Paul Scholes column

Ross Barkley played well against Italy but he must build on that. His time to step up and seize that England No 10 shirt is now
Why Michael Carrick is still proving an enigma for England

Why Carrick is still proving an enigma for England

Manchester United's talented midfielder has played international football for almost 14 years yet, frustratingly, has won only 32 caps, says Sam Wallace
Tracey Neville: The netball coach who is just as busy as her brothers, Gary and Phil

Tracey Neville is just as busy as her brothers, Gary and Phil

The former player on how she is finding time to coach both Manchester Thunder in the Superleague and England in this year's World Cup
General Election 2015: The masterminds behind the scenes

The masterminds behind the election

How do you get your party leader to embrace a message and then stick to it? By employing these people
Machine Gun America: The amusement park where teenagers go to shoot a huge range of automatic weapons

Machine Gun America

The amusement park where teenagers go to shoot a huge range of automatic weapons
The ethics of pet food: Why are we are so selective in how we show animals our love?

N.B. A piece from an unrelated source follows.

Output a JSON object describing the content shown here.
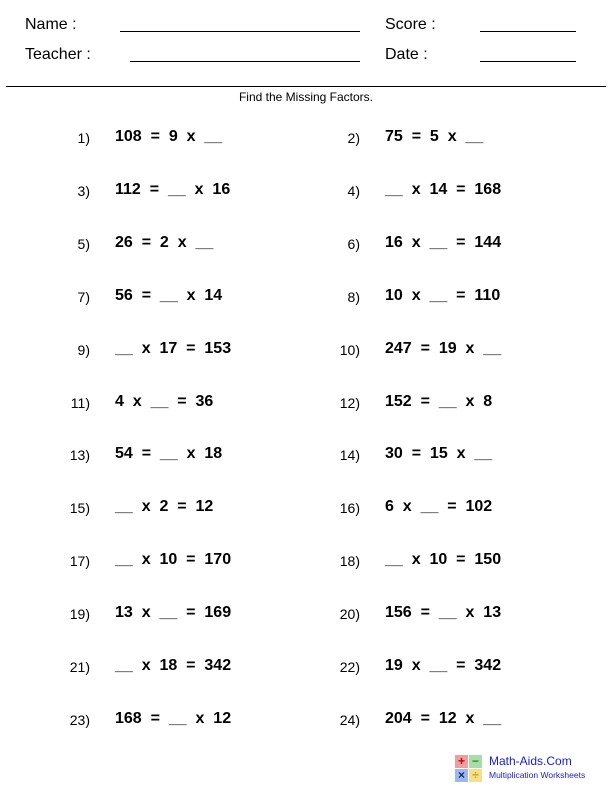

The ethics of pet food

Why are we are so selective in how we show animals our love?